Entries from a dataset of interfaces
********************

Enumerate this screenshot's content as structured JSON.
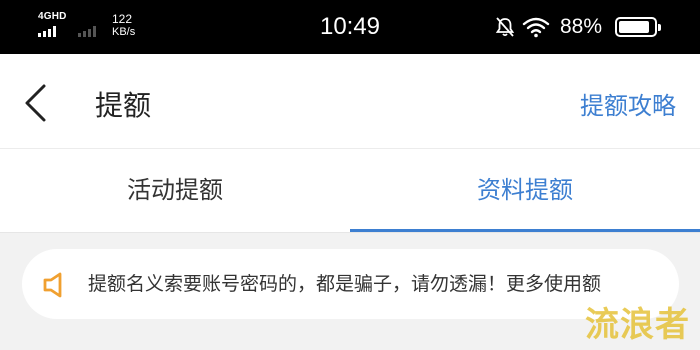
{
  "status_bar": {
    "network_type": "4GHD",
    "speed_value": "122",
    "speed_unit": "KB/s",
    "time": "10:49",
    "battery_percent": "88%",
    "battery_level": 0.88
  },
  "nav": {
    "back_icon": "chevron-left-icon",
    "title": "提额",
    "link": "提额攻略"
  },
  "tabs": [
    {
      "label": "活动提额",
      "active": false
    },
    {
      "label": "资料提额",
      "active": true
    }
  ],
  "notice": {
    "icon": "speaker-icon",
    "text": "提额名义索要账号密码的，都是骗子，请勿透漏！更多使用额"
  },
  "watermark": "流浪者",
  "colors": {
    "accent": "#3d7fd1",
    "notice_icon": "#f0a030",
    "watermark": "#e6c23a"
  }
}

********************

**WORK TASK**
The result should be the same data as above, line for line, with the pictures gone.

**THE COMPLETED TASK**
Enumerate this screenshot's content as structured JSON.
{
  "status_bar": {
    "network_type": "4GHD",
    "speed_value": "122",
    "speed_unit": "KB/s",
    "time": "10:49",
    "battery_percent": "88%",
    "battery_level": 0.88
  },
  "nav": {
    "back_icon": "chevron-left-icon",
    "title": "提额",
    "link": "提额攻略"
  },
  "tabs": [
    {
      "label": "活动提额",
      "active": false
    },
    {
      "label": "资料提额",
      "active": true
    }
  ],
  "notice": {
    "icon": "speaker-icon",
    "text": "提额名义索要账号密码的，都是骗子，请勿透漏！更多使用额"
  },
  "watermark": "流浪者",
  "colors": {
    "accent": "#3d7fd1",
    "notice_icon": "#f0a030",
    "watermark": "#e6c23a"
  }
}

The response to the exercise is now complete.